In this article, I propose that Sylvia Plath, a writer well versed in the verbal and visual rhetoric of mid-twentieth-century American fashion magazines, critiques the discourses of fashion featured in these publications by presenting a protagonist who tries but ultimately fails to resolve her anxieties about class, gender, and sexuality through clothing. In so doing, I contend that Esther is unable to fashion a viable personal and professional self that encompasses elements of the multiple “feminine”identities available to white, middle-class, heterosexual women, not because of her mental illness, but rather because these identities and their various wardrobes ‘clash’ with one another. Furthermore, I demonstrate how Plath uses Esther’s dogged, often misguided determination to ‘do’ fashion correctly to highlight the performative nature of femininity—a fact that Esther is unable to grasp prior to her breakdown, but that proves fundamental to the treatment she receives. Plath further emphasizes the importance of costume in performing femininity by showing how women who willfully engage in socially unacceptable or unorthodox sartorial practices are labeled as “deviant” and/or “mentally ill.” Finally, I suggest that reading The Bell Jarthrough the lens of fashion not only provides insight into Esther’s identity crisis, breakdown, and rehabilitation, but also invites readers to reflect critically upon contemporary sartorial practices.
In this article, I examine how Jamaica Kincaid employs the theme of inheritance in The Autobiography of My Mother in order to problematize issues of inheritance in Jane Eyre. While Brontë’s and Kincaid’s protagonists both raise moral issues about the transmission of property from one generation to the next, only Xuela seems concerned with the origins of said property. Moreover, while Brontë uses “inheritance” in its most literal sense—that is, the passing of material wealth and biological traits from parents to their children—Kincaid broadens the scope of “inheritance” to include the violent historical and cultural forces that helped shape Xuela’s ancestors and her island. In doing so, Kincaid calls attention to the ways in which Jane’s and Xuela’s “legacies” are inextricably intertwined: the same economic and legal systems that made it possible for Bertha Mason’s family to amass a fortune—a fortune passed on, in part, to Jane Eyre’s descendants—also led to the forced migration and enslavement of Africans, the near extinction of the indigenous Caribs, and the formation of a colonial administrative system that rewarded corruption and fostered mistrust among the island’s poor inhabitants. Therefore, when Xuela declares, “In a place like this, brutality is the only real inheritance," she points to the fact that in the West Indies, no inheritance, whether financial, cultural, historical, or even biological, is untouched by the legacies of slavery and colonialism.
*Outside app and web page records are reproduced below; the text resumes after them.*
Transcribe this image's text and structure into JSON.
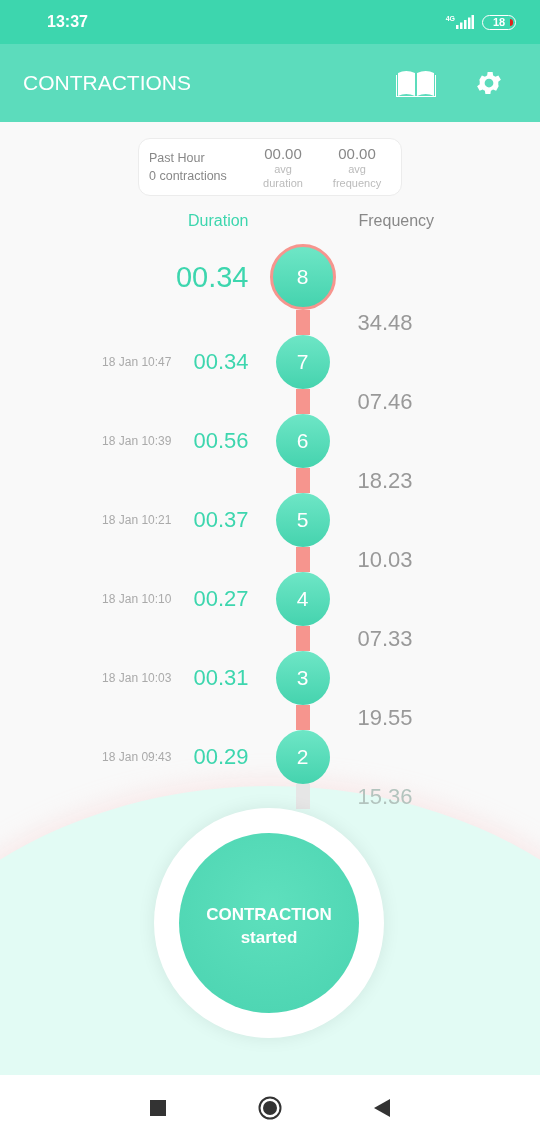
{
  "status_bar": {
    "time": "13:37",
    "network": "4G",
    "battery": "18"
  },
  "app_bar": {
    "title": "CONTRACTIONS"
  },
  "summary": {
    "period": "Past Hour",
    "count": "0 contractions",
    "avg_duration": "00.00",
    "avg_duration_label": "avg duration",
    "avg_frequency": "00.00",
    "avg_frequency_label": "avg frequency"
  },
  "columns": {
    "duration": "Duration",
    "frequency": "Frequency"
  },
  "timeline": [
    {
      "kind": "contraction",
      "number": "8",
      "duration": "00.34",
      "active": true
    },
    {
      "kind": "frequency",
      "value": "34.48",
      "faded": false
    },
    {
      "kind": "contraction",
      "number": "7",
      "date": "18 Jan 10:47",
      "duration": "00.34",
      "active": false
    },
    {
      "kind": "frequency",
      "value": "07.46",
      "faded": false
    },
    {
      "kind": "contraction",
      "number": "6",
      "date": "18 Jan 10:39",
      "duration": "00.56",
      "active": false
    },
    {
      "kind": "frequency",
      "value": "18.23",
      "faded": false
    },
    {
      "kind": "contraction",
      "number": "5",
      "date": "18 Jan 10:21",
      "duration": "00.37",
      "active": false
    },
    {
      "kind": "frequency",
      "value": "10.03",
      "faded": false
    },
    {
      "kind": "contraction",
      "number": "4",
      "date": "18 Jan 10:10",
      "duration": "00.27",
      "active": false
    },
    {
      "kind": "frequency",
      "value": "07.33",
      "faded": false
    },
    {
      "kind": "contraction",
      "number": "3",
      "date": "18 Jan 10:03",
      "duration": "00.31",
      "active": false
    },
    {
      "kind": "frequency",
      "value": "19.55",
      "faded": false
    },
    {
      "kind": "contraction",
      "number": "2",
      "date": "18 Jan 09:43",
      "duration": "00.29",
      "active": false
    },
    {
      "kind": "frequency",
      "value": "15.36",
      "faded": true
    }
  ],
  "main_button": {
    "line1": "CONTRACTION",
    "line2": "started"
  }
}
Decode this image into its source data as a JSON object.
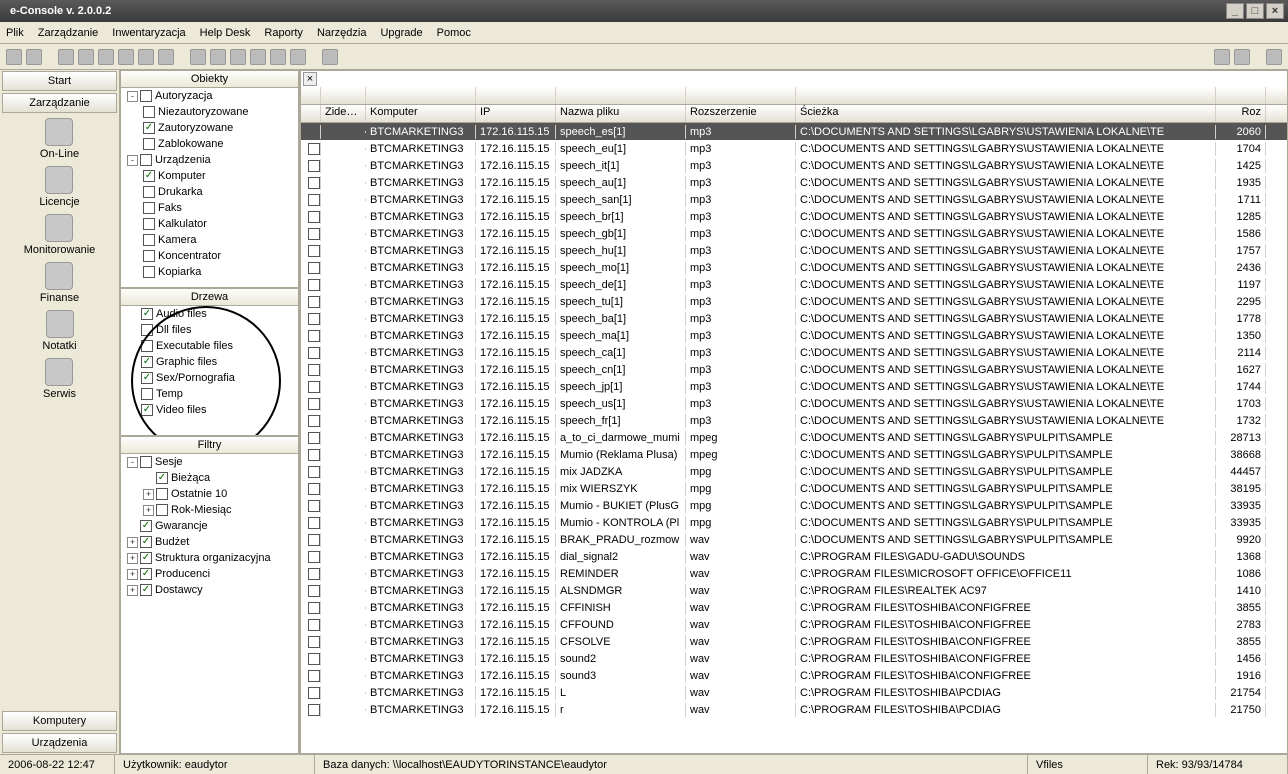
{
  "window": {
    "title": "e-Console v. 2.0.0.2"
  },
  "menu": [
    "Plik",
    "Zarządzanie",
    "Inwentaryzacja",
    "Help Desk",
    "Raporty",
    "Narzędzia",
    "Upgrade",
    "Pomoc"
  ],
  "leftnav": {
    "top_buttons": [
      "Start",
      "Zarządzanie"
    ],
    "items": [
      {
        "label": "On-Line"
      },
      {
        "label": "Licencje"
      },
      {
        "label": "Monitorowanie"
      },
      {
        "label": "Finanse"
      },
      {
        "label": "Notatki"
      },
      {
        "label": "Serwis"
      }
    ],
    "bottom_buttons": [
      "Komputery",
      "Urządzenia"
    ]
  },
  "panels": {
    "obiekty": {
      "title": "Obiekty",
      "tree": [
        {
          "indent": 0,
          "exp": "-",
          "chk": false,
          "label": "Autoryzacja"
        },
        {
          "indent": 1,
          "chk": false,
          "label": "Niezautoryzowane"
        },
        {
          "indent": 1,
          "chk": true,
          "label": "Zautoryzowane"
        },
        {
          "indent": 1,
          "chk": false,
          "label": "Zablokowane"
        },
        {
          "indent": 0,
          "exp": "-",
          "chk": false,
          "label": "Urządzenia"
        },
        {
          "indent": 1,
          "chk": true,
          "label": "Komputer"
        },
        {
          "indent": 1,
          "chk": false,
          "label": "Drukarka"
        },
        {
          "indent": 1,
          "chk": false,
          "label": "Faks"
        },
        {
          "indent": 1,
          "chk": false,
          "label": "Kalkulator"
        },
        {
          "indent": 1,
          "chk": false,
          "label": "Kamera"
        },
        {
          "indent": 1,
          "chk": false,
          "label": "Koncentrator"
        },
        {
          "indent": 1,
          "chk": false,
          "label": "Kopiarka"
        }
      ]
    },
    "drzewa": {
      "title": "Drzewa",
      "items": [
        {
          "chk": true,
          "label": "Audio files"
        },
        {
          "chk": false,
          "label": "Dll files"
        },
        {
          "chk": false,
          "label": "Executable files"
        },
        {
          "chk": true,
          "label": "Graphic files"
        },
        {
          "chk": true,
          "label": "Sex/Pornografia"
        },
        {
          "chk": false,
          "label": "Temp"
        },
        {
          "chk": true,
          "label": "Video files"
        }
      ]
    },
    "filtry": {
      "title": "Filtry",
      "tree": [
        {
          "indent": 0,
          "exp": "-",
          "chk": false,
          "label": "Sesje"
        },
        {
          "indent": 1,
          "exp": "",
          "chk": true,
          "label": "Bieżąca"
        },
        {
          "indent": 1,
          "exp": "+",
          "chk": false,
          "label": "Ostatnie 10"
        },
        {
          "indent": 1,
          "exp": "+",
          "chk": false,
          "label": "Rok-Miesiąc"
        },
        {
          "indent": 0,
          "exp": "",
          "chk": true,
          "label": "Gwarancje"
        },
        {
          "indent": 0,
          "exp": "+",
          "chk": true,
          "label": "Budżet"
        },
        {
          "indent": 0,
          "exp": "+",
          "chk": true,
          "label": "Struktura organizacyjna"
        },
        {
          "indent": 0,
          "exp": "+",
          "chk": true,
          "label": "Producenci"
        },
        {
          "indent": 0,
          "exp": "+",
          "chk": true,
          "label": "Dostawcy"
        }
      ]
    }
  },
  "grid": {
    "columns": [
      "",
      "Zidentyf",
      "Komputer",
      "IP",
      "Nazwa pliku",
      "Rozszerzenie",
      "Ścieżka",
      "Roz"
    ],
    "path1": "C:\\DOCUMENTS AND SETTINGS\\LGABRYS\\USTAWIENIA LOKALNE\\TE",
    "path2": "C:\\DOCUMENTS AND SETTINGS\\LGABRYS\\PULPIT\\SAMPLE",
    "rows": [
      {
        "sel": true,
        "name": "speech_es[1]",
        "ext": "mp3",
        "p": 1,
        "size": "2060"
      },
      {
        "name": "speech_eu[1]",
        "ext": "mp3",
        "p": 1,
        "size": "1704"
      },
      {
        "name": "speech_it[1]",
        "ext": "mp3",
        "p": 1,
        "size": "1425"
      },
      {
        "name": "speech_au[1]",
        "ext": "mp3",
        "p": 1,
        "size": "1935"
      },
      {
        "name": "speech_san[1]",
        "ext": "mp3",
        "p": 1,
        "size": "1711"
      },
      {
        "name": "speech_br[1]",
        "ext": "mp3",
        "p": 1,
        "size": "1285"
      },
      {
        "name": "speech_gb[1]",
        "ext": "mp3",
        "p": 1,
        "size": "1586"
      },
      {
        "name": "speech_hu[1]",
        "ext": "mp3",
        "p": 1,
        "size": "1757"
      },
      {
        "name": "speech_mo[1]",
        "ext": "mp3",
        "p": 1,
        "size": "2436"
      },
      {
        "name": "speech_de[1]",
        "ext": "mp3",
        "p": 1,
        "size": "1197"
      },
      {
        "name": "speech_tu[1]",
        "ext": "mp3",
        "p": 1,
        "size": "2295"
      },
      {
        "name": "speech_ba[1]",
        "ext": "mp3",
        "p": 1,
        "size": "1778"
      },
      {
        "name": "speech_ma[1]",
        "ext": "mp3",
        "p": 1,
        "size": "1350"
      },
      {
        "name": "speech_ca[1]",
        "ext": "mp3",
        "p": 1,
        "size": "2114"
      },
      {
        "name": "speech_cn[1]",
        "ext": "mp3",
        "p": 1,
        "size": "1627"
      },
      {
        "name": "speech_jp[1]",
        "ext": "mp3",
        "p": 1,
        "size": "1744"
      },
      {
        "name": "speech_us[1]",
        "ext": "mp3",
        "p": 1,
        "size": "1703"
      },
      {
        "name": "speech_fr[1]",
        "ext": "mp3",
        "p": 1,
        "size": "1732"
      },
      {
        "name": "a_to_ci_darmowe_mumi",
        "ext": "mpeg",
        "p": 2,
        "size": "28713"
      },
      {
        "name": "Mumio (Reklama Plusa)",
        "ext": "mpeg",
        "p": 2,
        "size": "38668"
      },
      {
        "name": "mix JADZKA",
        "ext": "mpg",
        "p": 2,
        "size": "44457"
      },
      {
        "name": "mix WIERSZYK",
        "ext": "mpg",
        "p": 2,
        "size": "38195"
      },
      {
        "name": "Mumio - BUKIET (PlusG",
        "ext": "mpg",
        "p": 2,
        "size": "33935"
      },
      {
        "name": "Mumio - KONTROLA (Pl",
        "ext": "mpg",
        "p": 2,
        "size": "33935"
      },
      {
        "name": "BRAK_PRADU_rozmow",
        "ext": "wav",
        "p": 2,
        "size": "9920"
      },
      {
        "name": "dial_signal2",
        "ext": "wav",
        "path": "C:\\PROGRAM FILES\\GADU-GADU\\SOUNDS",
        "size": "1368"
      },
      {
        "name": "REMINDER",
        "ext": "wav",
        "path": "C:\\PROGRAM FILES\\MICROSOFT OFFICE\\OFFICE11",
        "size": "1086"
      },
      {
        "name": "ALSNDMGR",
        "ext": "wav",
        "path": "C:\\PROGRAM FILES\\REALTEK AC97",
        "size": "1410"
      },
      {
        "name": "CFFINISH",
        "ext": "wav",
        "path": "C:\\PROGRAM FILES\\TOSHIBA\\CONFIGFREE",
        "size": "3855"
      },
      {
        "name": "CFFOUND",
        "ext": "wav",
        "path": "C:\\PROGRAM FILES\\TOSHIBA\\CONFIGFREE",
        "size": "2783"
      },
      {
        "name": "CFSOLVE",
        "ext": "wav",
        "path": "C:\\PROGRAM FILES\\TOSHIBA\\CONFIGFREE",
        "size": "3855"
      },
      {
        "name": "sound2",
        "ext": "wav",
        "path": "C:\\PROGRAM FILES\\TOSHIBA\\CONFIGFREE",
        "size": "1456"
      },
      {
        "name": "sound3",
        "ext": "wav",
        "path": "C:\\PROGRAM FILES\\TOSHIBA\\CONFIGFREE",
        "size": "1916"
      },
      {
        "name": "L",
        "ext": "wav",
        "path": "C:\\PROGRAM FILES\\TOSHIBA\\PCDIAG",
        "size": "21754"
      },
      {
        "name": "r",
        "ext": "wav",
        "path": "C:\\PROGRAM FILES\\TOSHIBA\\PCDIAG",
        "size": "21750"
      }
    ],
    "computer": "BTCMARKETING3",
    "ip": "172.16.115.15"
  },
  "status": {
    "datetime": "2006-08-22  12:47",
    "user": "Użytkownik: eaudytor",
    "db": "Baza danych: \\\\localhost\\EAUDYTORINSTANCE\\eaudytor",
    "vfiles": "Vfiles",
    "rek": "Rek: 93/93/14784"
  }
}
Did Gerty MacDowell have an abortion? “Advertising Agency: Print Culture and Female Sexuality in ‘Nausicaa’” uncovers historical material long overlooked by Joyce scholars to indicate that she very well may have: Widow Welch’s Female Pills, a patent medication to which Gerty explicitly refers, was widely believed to have abortifacient properties during the nineteenth and early-twentieth centuries. This essay draws upon Joyce’s familiarity with the discourses of birth-control movements and turn-of-the-century advertising to argue that critics have too easily dismissed Gerty as an unthinking and passive consumer of the fashion, fiction, and fantasy offered by ladies’ magazines. Instead, this essay contends, Gerty, like her creator, employs the deliberately ambiguous rhetoric of advertising, seizing control of her body and reproductive health from a legal system that seeks to circumscribe her.